This is actually a specific question, within the broader topic of 'rate adaptation algorithms'. The duration field is decided prior to the transmission of the frame, based on the modulation type, code rate, symbol duration etc. (collectively given by the modulation and coding scheme). In other words, 802.11 operates with a range of MCS levels, each level describing a unique communication scheme and hence a unique duration.
A rate adaptation algorithm (RAA) decides which MCS is to be used. As you mentioned, if the algorithm takes into account the SNR, then naturally, higher the SNR, shorter the duration (because the rate is higher) and vice-versa.

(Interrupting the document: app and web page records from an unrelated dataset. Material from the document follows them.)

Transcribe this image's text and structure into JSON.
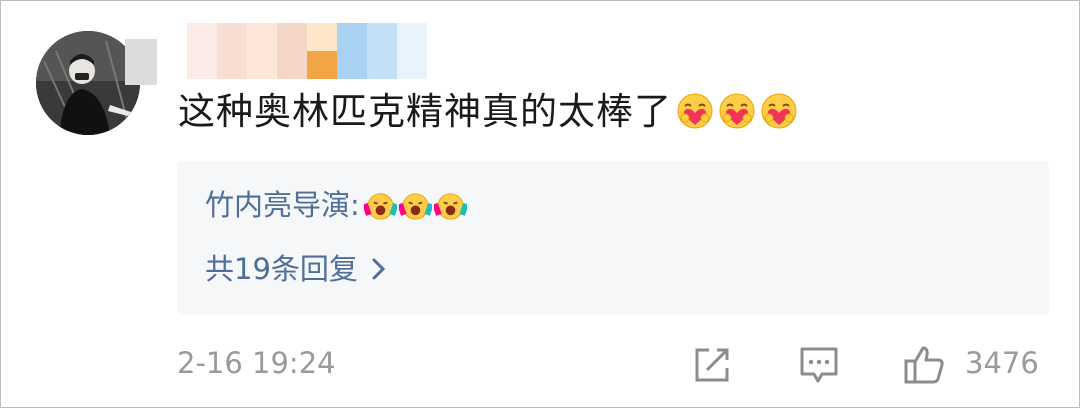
{
  "comment": {
    "text": "这种奥林匹克精神真的太棒了",
    "emojis": [
      "heart-hug-emoji",
      "heart-hug-emoji",
      "heart-hug-emoji"
    ]
  },
  "reply_preview": {
    "author": "竹内亮导演",
    "separator": ":",
    "emojis": [
      "cheering-emoji",
      "cheering-emoji",
      "cheering-emoji"
    ],
    "count_text": "共19条回复"
  },
  "footer": {
    "timestamp": "2-16 19:24",
    "like_count": "3476"
  },
  "colors": {
    "link_blue": "#4f6f99",
    "reply_bg": "#f6f7f9",
    "meta_gray": "#9a9a9a",
    "text": "#1a1a1a"
  }
}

However, if your algorithm is more naive and simply works with a constant rate (a fixed MCS) for all frames, then the duration field will remain the same as well.

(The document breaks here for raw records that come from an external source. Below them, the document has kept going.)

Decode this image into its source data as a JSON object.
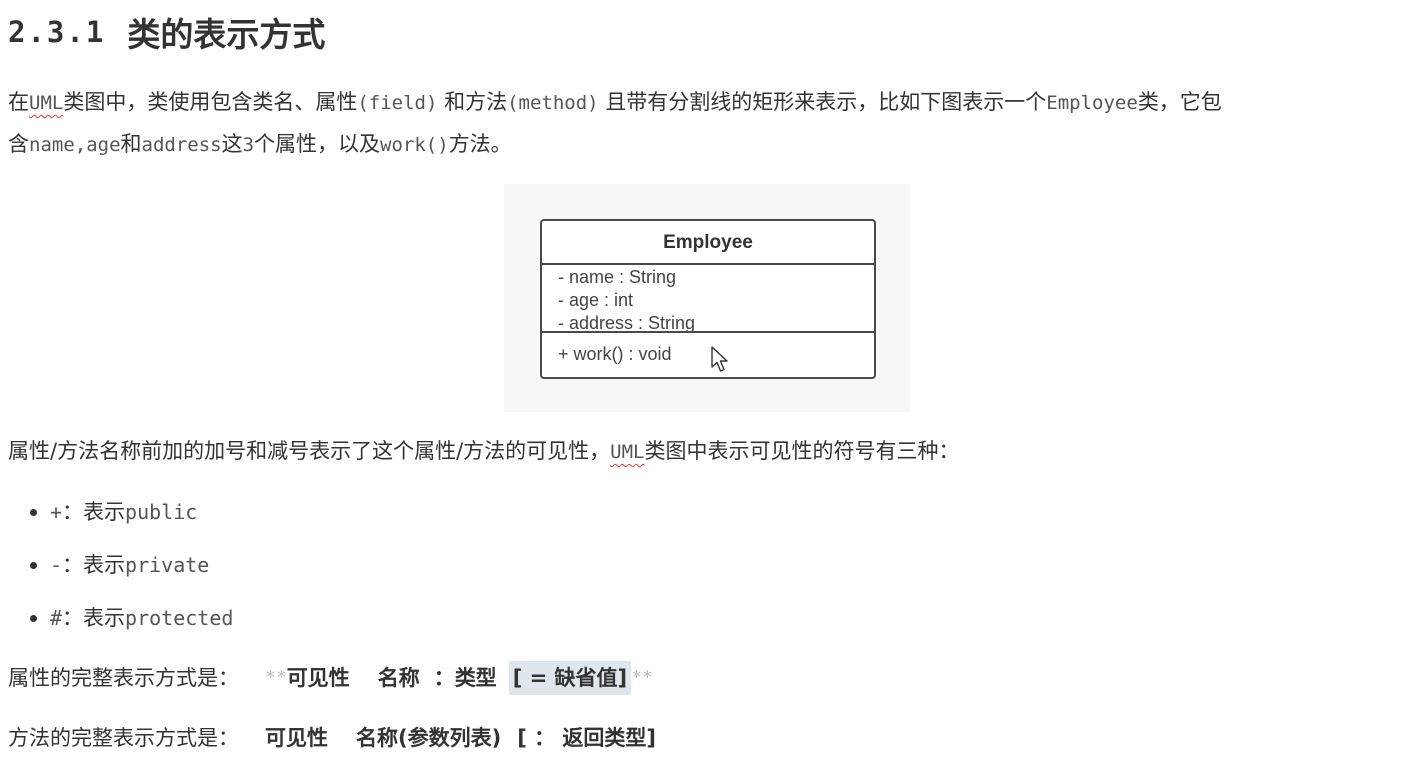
{
  "heading": {
    "number": "2.3.1",
    "title": "类的表示方式"
  },
  "intro": {
    "t1": "在",
    "uml": "UML",
    "t2": "类图中，类使用包含类名、属性",
    "field": "(field)",
    "t3": " 和方法",
    "method": "(method)",
    "t4": " 且带有分割线的矩形来表示，比如下图表示一个",
    "employee": "Employee",
    "t5": "类，它包",
    "t6": "含",
    "name": "name,age",
    "t7": "和",
    "address": "address",
    "t8": "这",
    "three": "3",
    "t9": "个属性，以及",
    "work": "work()",
    "t10": "方法。"
  },
  "uml_class": {
    "name": "Employee",
    "attributes": [
      "- name : String",
      "- age : int",
      "- address : String"
    ],
    "methods": [
      "+ work() : void"
    ]
  },
  "visibility_intro": {
    "t1": "属性/方法名称前加的加号和减号表示了这个属性/方法的可见性，",
    "uml": "UML",
    "t2": "类图中表示可见性的符号有三种："
  },
  "visibility_items": [
    {
      "symbol": "+",
      "label": "：表示",
      "value": "public"
    },
    {
      "symbol": "-",
      "label": "：表示",
      "value": "private"
    },
    {
      "symbol": "#",
      "label": "：表示",
      "value": "protected"
    }
  ],
  "attr_format": {
    "label": "属性的完整表示方式是：",
    "stars_open": "**",
    "visibility": "可见性",
    "name": "名称",
    "colon": "：",
    "type": "类型",
    "default": "[ = 缺省值]",
    "stars_close": "**"
  },
  "method_format": {
    "label": "方法的完整表示方式是：",
    "visibility": "可见性",
    "name": "名称(参数列表)",
    "ret": "[ ： 返回类型]"
  }
}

In short, the answer to your question is - it depends on the RAA. Note that the duration field simply describes the duration of that particular frame, it is independent of whether the frame will be delivered successfully or not.